Massive collections of personal data can metastasize to countless other databases run by state, local, and federal agencies, thanks to the “routine use” exemption to the Privacy Act’s protections. Errors in the data would be replicated. The proposed database could, say, incorrectly list someone’s birthdate or Social Security number—if shared with other agency databases, the error could mean the loss of benefits, the ability to vote, and far more. And errors there would be. Many states’ salaries for eligibility workers are so low that it is difficult to attract and retain staff capable of implementing increasingly complex SNAP rules, and many states’ automated systems have failed sensationally. In states all over the country, agency decision-making systems have erroneously terminated Medicaid to cancer patients. Computers have incorrectly identified parents believed to owe child support and initiated collection proceedings against the innocent.

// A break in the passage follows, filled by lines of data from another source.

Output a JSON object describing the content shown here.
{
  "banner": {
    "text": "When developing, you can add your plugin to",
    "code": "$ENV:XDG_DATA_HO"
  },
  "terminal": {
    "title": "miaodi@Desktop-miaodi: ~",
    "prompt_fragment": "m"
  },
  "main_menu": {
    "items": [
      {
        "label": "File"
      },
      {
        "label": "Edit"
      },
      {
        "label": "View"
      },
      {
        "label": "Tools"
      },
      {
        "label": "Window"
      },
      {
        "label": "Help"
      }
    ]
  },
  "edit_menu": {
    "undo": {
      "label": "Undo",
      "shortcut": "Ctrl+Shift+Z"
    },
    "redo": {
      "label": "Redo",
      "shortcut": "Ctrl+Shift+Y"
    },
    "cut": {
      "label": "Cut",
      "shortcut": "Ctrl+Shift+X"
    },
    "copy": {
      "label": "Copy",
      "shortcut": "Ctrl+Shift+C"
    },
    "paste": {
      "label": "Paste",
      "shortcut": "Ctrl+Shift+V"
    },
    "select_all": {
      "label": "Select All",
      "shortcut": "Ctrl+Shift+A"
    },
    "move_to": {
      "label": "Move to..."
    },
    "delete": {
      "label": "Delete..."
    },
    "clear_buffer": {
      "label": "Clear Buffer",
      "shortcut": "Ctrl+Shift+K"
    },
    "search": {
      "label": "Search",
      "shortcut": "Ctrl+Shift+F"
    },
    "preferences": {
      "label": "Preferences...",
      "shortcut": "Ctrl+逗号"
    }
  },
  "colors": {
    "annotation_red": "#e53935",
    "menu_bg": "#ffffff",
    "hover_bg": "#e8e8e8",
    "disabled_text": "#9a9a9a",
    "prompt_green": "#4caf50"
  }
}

Given the rush to adopt predictive tools in the public sector, there is a strong likelihood that government agencies will use individuals’ personal data to create risk profiles that could interfere with their eligibility for services, government employment, or reunification with family members overseas. Charles Reich warned 50 years ago that state surveillance of the poor can create a “black mark” on someone’s record that can never be escaped. Margaret Hu has aptly described government-generated risk profiles as resulting in “big data blacklisting.” Risk profiles can be shared with a host of federal and state agencies, impacting food-aid recipients’ life opportunities far into the future. Low-income people already face enough barriers to employment; they do not need more.

The proposed National Data Center of the Poor would demean and stigmatize food-aid recipients. As Khiara Bridges argues in The Poverty of Privacy Rights, the state’s collection of personal data from the poor “facilitates social control while revealing [them] as the type of [people] that society wants to control.” By demanding this type of database, proponents are saying that SNAP recipients are the type of people who will abuse public benefits even when the evidence shows otherwise. Automation bias will beset hearing officers, making a bad situation far worse. Because the natural human tendency is to believe computers (after all, they are not biased—it is “just” a computer), hearing officers will more often credit automated findings of fraud without investigating if the data is wrong or if the algorithms produced an inaccurate match.

There is a better option, and federal laws likely need not be changed to accomplish it. States could ping one another’s existing databases to ensure that individuals are enrolled in and receiving SNAP benefits from one state at a time. Eligibility workers could do that when people move into their states, ensuring that states where individuals used to live have updated and accurate records. Much like in voting, people remain on the rolls in states where they once lived even though they moved away long before. That simple step would likely eliminate what might otherwise be viewed as fraud. Just as being registered to vote in a state where you no longer live is not a problem (or a potential crime) unless you actually try to vote in two states, having an open SNAP file in a state where you used to live isn’t a problem, let alone a potential crime, unless you actually receive aid in both states.

The bill has been approved by the House Committee on Agriculture and may be brought up for a vote soon. But we don’t need a new federal law to accomplish any of the supposed objectives, let alone one that would create enormous—and costly—privacy risks to individuals and society with negligible benefit.